# What to do:
In the records below, count every line that contains the word "here" and report only the total.

(Interface dataset entries)
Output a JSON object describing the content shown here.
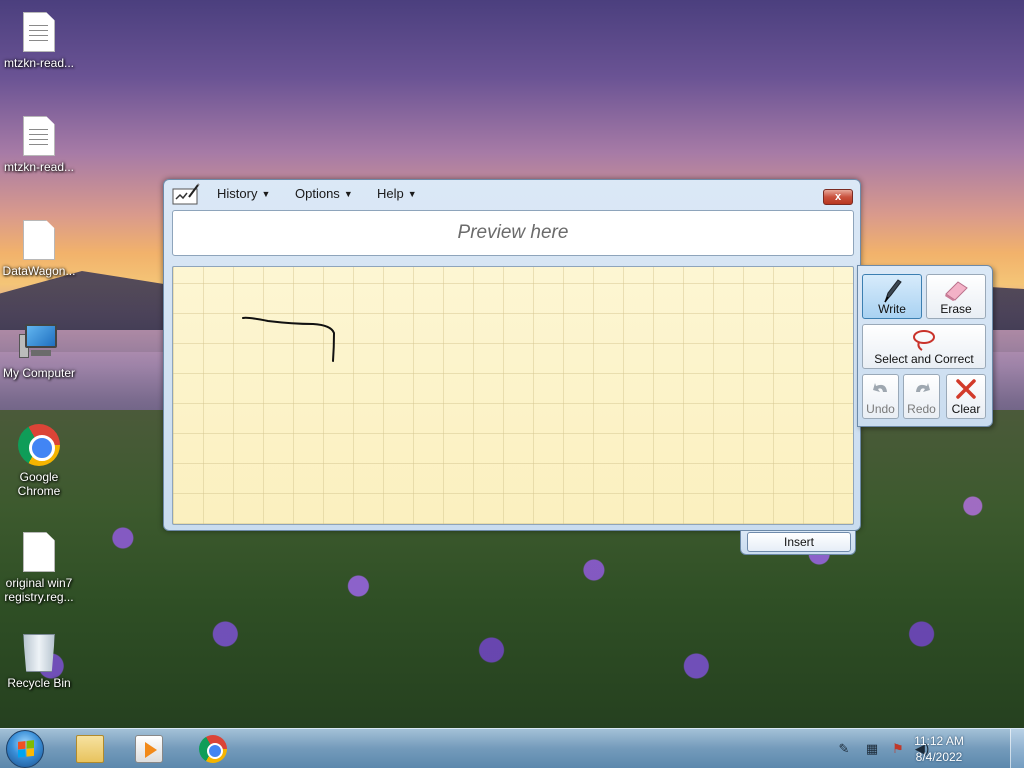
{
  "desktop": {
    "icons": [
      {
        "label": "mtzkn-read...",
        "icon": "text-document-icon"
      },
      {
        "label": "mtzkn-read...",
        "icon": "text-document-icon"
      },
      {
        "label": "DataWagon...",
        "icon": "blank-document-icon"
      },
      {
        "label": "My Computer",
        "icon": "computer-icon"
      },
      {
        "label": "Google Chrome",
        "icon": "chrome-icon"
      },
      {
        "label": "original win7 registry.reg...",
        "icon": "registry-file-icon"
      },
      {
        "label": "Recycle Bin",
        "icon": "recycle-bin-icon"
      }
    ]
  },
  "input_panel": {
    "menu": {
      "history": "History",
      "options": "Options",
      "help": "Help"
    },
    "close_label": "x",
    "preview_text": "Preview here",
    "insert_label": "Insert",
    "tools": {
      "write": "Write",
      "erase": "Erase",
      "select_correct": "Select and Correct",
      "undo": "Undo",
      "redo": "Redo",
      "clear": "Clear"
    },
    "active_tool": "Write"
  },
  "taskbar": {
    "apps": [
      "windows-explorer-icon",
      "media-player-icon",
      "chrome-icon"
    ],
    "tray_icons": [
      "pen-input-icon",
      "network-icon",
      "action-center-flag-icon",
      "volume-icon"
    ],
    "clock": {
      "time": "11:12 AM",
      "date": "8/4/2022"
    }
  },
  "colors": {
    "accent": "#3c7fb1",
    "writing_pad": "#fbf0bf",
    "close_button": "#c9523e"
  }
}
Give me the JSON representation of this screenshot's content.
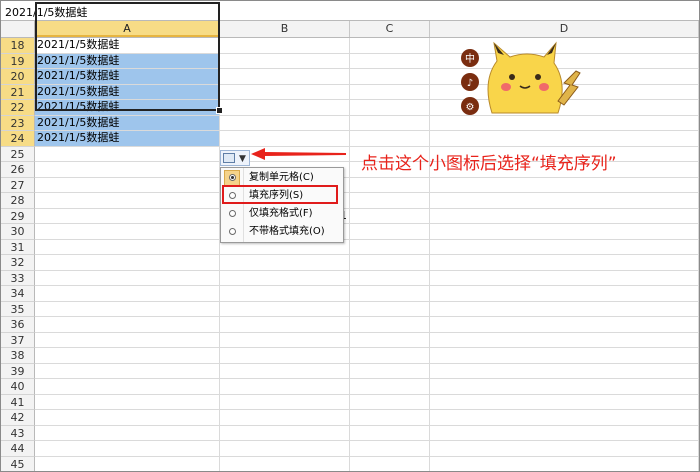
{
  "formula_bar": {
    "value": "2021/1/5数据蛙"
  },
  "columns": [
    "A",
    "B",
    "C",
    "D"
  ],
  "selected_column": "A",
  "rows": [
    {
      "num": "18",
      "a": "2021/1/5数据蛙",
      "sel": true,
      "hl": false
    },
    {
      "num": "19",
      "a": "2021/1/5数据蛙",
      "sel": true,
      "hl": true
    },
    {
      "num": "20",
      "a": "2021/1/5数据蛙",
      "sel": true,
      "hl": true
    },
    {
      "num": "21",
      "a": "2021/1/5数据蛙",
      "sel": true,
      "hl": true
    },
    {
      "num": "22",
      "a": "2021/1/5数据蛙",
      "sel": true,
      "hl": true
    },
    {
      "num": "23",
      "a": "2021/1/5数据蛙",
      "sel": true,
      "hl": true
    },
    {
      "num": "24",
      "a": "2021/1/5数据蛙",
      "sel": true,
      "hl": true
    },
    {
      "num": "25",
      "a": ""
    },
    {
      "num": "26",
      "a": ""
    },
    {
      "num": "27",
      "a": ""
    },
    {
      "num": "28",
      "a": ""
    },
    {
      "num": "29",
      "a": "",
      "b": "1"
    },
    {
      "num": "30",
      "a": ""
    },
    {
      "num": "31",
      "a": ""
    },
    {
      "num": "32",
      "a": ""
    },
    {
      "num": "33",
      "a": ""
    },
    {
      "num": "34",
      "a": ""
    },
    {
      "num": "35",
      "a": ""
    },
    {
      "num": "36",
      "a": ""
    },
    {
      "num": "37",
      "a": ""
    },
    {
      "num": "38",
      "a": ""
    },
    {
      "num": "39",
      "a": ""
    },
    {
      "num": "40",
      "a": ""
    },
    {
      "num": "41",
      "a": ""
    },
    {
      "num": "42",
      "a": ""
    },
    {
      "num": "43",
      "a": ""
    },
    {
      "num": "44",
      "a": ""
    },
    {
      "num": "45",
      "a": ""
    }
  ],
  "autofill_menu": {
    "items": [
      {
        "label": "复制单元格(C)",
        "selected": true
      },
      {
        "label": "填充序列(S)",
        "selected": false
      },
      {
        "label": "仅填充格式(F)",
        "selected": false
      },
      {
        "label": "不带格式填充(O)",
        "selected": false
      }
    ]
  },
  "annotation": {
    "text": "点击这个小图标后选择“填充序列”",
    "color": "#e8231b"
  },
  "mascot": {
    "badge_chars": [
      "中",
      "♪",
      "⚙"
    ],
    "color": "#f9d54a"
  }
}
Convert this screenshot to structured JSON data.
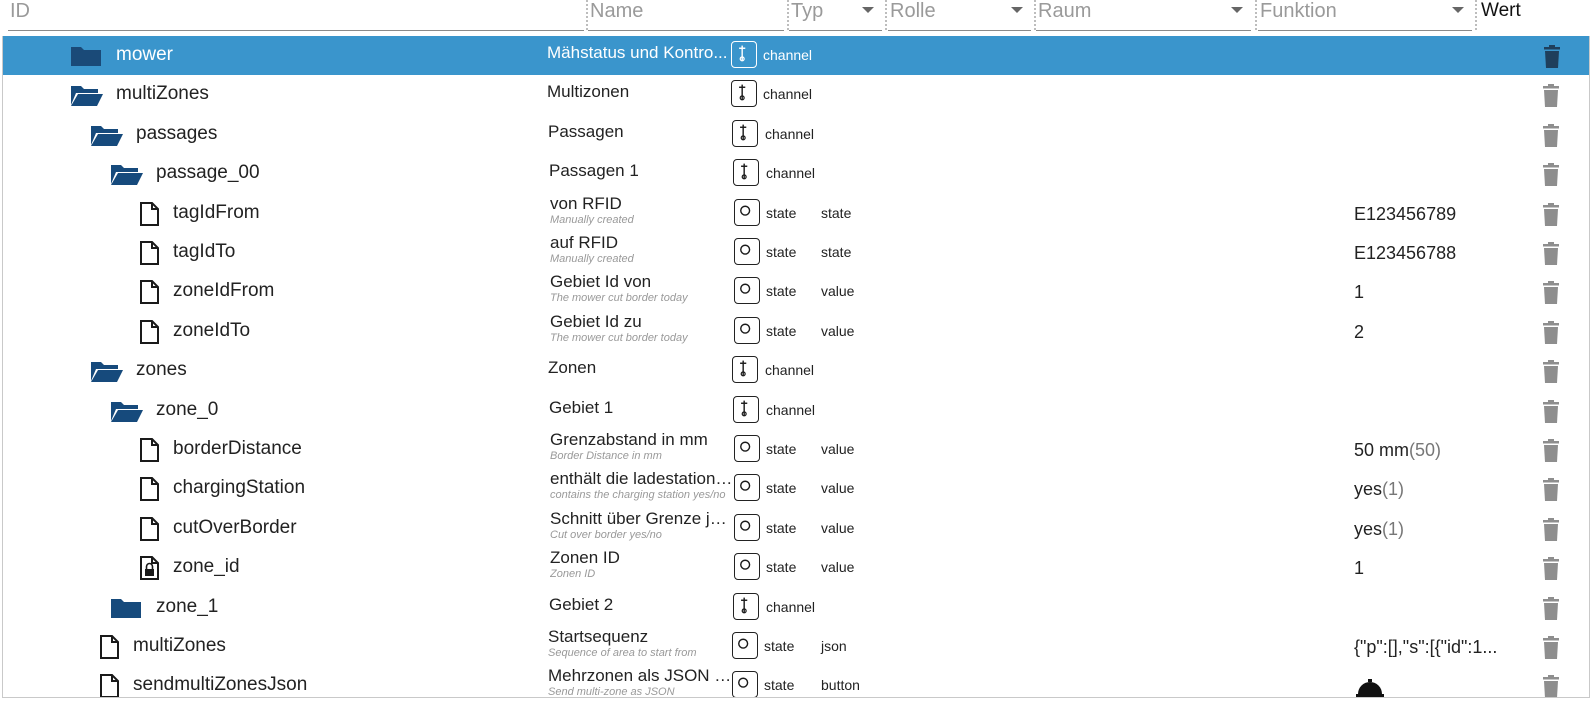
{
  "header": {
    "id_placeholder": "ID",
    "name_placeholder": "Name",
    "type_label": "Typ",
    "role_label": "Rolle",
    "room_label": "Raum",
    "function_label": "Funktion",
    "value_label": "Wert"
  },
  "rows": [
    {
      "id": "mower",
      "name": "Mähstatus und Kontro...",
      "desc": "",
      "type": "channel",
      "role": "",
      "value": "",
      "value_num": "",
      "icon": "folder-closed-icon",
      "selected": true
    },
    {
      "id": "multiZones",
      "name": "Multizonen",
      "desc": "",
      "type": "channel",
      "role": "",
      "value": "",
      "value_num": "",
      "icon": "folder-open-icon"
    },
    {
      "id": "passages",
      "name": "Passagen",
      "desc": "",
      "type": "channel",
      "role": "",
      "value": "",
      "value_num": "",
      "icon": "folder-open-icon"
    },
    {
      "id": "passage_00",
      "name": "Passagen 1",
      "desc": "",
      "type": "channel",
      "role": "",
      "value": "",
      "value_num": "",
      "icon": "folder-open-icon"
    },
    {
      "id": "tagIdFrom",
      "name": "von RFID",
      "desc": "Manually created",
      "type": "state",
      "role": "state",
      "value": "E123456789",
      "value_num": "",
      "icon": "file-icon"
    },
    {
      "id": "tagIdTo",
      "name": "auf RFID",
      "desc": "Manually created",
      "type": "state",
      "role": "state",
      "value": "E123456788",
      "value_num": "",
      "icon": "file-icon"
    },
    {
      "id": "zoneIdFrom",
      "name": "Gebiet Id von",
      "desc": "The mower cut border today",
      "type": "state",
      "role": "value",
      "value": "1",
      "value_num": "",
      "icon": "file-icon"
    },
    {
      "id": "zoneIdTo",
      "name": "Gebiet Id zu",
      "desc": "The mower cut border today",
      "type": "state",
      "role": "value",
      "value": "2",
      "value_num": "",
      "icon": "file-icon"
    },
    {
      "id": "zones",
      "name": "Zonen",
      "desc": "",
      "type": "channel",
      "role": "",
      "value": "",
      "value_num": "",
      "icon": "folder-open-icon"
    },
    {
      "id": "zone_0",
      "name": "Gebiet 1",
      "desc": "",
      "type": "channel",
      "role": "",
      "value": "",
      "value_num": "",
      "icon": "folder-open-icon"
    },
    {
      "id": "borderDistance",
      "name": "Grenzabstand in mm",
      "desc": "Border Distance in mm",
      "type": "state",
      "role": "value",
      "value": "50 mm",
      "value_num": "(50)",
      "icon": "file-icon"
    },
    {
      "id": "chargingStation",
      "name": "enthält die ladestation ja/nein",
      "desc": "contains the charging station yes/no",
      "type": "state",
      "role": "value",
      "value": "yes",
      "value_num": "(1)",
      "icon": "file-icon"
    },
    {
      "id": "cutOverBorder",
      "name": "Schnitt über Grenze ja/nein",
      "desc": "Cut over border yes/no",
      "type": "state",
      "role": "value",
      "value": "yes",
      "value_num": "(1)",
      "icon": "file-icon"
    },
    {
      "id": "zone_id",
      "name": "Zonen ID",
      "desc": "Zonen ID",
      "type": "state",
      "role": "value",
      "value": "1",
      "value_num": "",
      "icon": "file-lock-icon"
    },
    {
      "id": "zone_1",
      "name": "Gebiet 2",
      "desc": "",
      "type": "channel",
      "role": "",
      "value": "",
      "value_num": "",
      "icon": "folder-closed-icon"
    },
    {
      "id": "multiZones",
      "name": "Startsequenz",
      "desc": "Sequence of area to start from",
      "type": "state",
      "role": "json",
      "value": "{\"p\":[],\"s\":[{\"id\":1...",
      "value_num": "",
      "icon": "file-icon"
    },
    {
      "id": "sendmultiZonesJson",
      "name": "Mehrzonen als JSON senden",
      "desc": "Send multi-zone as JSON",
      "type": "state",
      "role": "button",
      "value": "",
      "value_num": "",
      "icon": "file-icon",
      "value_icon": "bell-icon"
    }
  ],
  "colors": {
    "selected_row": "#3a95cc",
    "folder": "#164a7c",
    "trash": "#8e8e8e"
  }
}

# Answer box:
2